5. Assess the financial situation
Make sure that you and your clients are aware of the parents’ financial and insurance situations. Ask clients and/or their parents for a current inventory of what they own and owe. If they don’t have an inventory, assist them in putting one together.
Ask clients and their parents where they keep their important documents. Find out if they have up-to-date estate planning documents—wills, possibly trusts, durable powers of attorney for property management or an advance health care directive. If they don’t, encourage them to get these documents in place; otherwise, financial matters can get quite messy.
Paperwork can be reduced by making sure parents arrange for direct deposit of Social Security, pension or other payments into their accounts and by arranging for certain bills to be paid automatically. If elderly parents can keep control of credit cards and checks, their checkbook and paid bills should be reviewed periodically to see if anything looks out of the ordinary (e.g., an individual’s name or a company that is not recognized and shows big or recurring payments, or if a bill has been paid more than once). It is also important to check parents’ mail to make sure bills are being paid on time and that parents aren’t receiving past-due notices.
Your clients may face another dilemma—handling the paperwork around medical bills. It takes time and expertise to keep track of what’s being billed, paid and allowed. Insurance policies also have lifetime limits and copayments.
Your clients may need to hire someone who specializes in handling health insurance claims. For information on hiring a claims assistance professional in your area, contact the Alliance of Claims Assistance Professionals online at www.claims.org.
Suggest to your clients that they videotape their parents’ possessions and prepare a written list. This can be used by the parents’ insurance company in case anything is stolen, and it’s also a great deterrent to misappropriation.

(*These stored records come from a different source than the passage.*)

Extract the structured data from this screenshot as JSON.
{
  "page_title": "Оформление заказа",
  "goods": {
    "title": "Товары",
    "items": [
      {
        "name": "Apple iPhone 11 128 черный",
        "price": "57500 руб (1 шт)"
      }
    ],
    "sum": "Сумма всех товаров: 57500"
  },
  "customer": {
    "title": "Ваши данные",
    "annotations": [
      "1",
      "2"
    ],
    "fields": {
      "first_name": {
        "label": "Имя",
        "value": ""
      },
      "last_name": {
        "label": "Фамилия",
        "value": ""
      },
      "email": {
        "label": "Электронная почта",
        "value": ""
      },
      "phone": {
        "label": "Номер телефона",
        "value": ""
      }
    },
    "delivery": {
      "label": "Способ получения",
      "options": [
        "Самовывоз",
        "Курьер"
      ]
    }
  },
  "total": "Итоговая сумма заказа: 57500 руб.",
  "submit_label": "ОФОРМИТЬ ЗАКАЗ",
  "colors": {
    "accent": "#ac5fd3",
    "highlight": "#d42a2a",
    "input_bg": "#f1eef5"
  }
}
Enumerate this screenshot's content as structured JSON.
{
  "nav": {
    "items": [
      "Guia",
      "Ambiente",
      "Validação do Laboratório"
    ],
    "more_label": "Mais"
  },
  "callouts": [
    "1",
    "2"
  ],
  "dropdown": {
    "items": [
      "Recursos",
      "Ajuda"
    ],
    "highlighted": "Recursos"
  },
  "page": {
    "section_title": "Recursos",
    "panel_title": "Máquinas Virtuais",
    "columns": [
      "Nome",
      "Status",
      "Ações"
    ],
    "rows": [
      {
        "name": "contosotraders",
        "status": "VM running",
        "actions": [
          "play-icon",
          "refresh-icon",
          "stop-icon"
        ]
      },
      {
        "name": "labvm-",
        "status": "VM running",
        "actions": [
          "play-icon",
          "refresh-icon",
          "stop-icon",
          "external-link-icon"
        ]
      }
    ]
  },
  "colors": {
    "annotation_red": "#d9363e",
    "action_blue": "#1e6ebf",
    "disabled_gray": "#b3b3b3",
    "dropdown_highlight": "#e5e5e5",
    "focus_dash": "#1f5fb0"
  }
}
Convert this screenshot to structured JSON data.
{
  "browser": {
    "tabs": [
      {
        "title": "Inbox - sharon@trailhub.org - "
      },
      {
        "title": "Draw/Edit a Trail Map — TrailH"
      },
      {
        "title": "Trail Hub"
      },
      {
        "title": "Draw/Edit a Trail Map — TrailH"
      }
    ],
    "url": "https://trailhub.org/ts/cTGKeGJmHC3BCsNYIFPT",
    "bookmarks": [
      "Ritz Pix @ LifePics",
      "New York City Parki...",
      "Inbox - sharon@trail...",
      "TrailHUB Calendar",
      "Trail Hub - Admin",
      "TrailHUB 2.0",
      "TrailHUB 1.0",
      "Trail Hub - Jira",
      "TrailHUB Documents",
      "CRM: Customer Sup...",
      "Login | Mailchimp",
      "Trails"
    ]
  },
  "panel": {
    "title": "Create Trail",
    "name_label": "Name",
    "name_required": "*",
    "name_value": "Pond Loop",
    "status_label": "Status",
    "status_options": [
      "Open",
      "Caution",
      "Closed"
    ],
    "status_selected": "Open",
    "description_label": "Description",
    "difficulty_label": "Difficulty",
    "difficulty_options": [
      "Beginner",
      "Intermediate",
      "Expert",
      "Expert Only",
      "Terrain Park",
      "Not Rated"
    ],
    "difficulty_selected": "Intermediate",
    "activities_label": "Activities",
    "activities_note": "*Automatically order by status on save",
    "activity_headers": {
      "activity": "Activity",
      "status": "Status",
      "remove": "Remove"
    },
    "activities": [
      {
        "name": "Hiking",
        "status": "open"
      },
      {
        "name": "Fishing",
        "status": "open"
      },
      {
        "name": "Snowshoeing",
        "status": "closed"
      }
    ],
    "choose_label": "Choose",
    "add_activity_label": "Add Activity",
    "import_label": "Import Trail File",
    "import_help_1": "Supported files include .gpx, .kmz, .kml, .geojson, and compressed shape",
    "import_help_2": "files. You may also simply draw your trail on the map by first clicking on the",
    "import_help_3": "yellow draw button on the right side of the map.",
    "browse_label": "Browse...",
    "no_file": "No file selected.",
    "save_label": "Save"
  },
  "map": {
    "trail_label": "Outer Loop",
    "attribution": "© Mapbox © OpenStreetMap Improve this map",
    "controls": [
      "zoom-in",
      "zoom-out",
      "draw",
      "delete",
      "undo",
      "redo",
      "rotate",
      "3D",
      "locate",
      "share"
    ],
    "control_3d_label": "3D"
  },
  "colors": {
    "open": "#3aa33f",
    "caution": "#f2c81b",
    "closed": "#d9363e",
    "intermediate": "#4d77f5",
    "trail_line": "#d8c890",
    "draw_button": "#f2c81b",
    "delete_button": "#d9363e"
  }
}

Whether it’s a matter of finance, health, independence or geography, eldercare is an increasingly important issue for record numbers of Americans. Be thankful for what you and your family have this Holiday season, but heed the advice we’ve shared here. Next time, we’ll share five more tactics that savvy advisors and their clients are using to manage complex eldercare issues.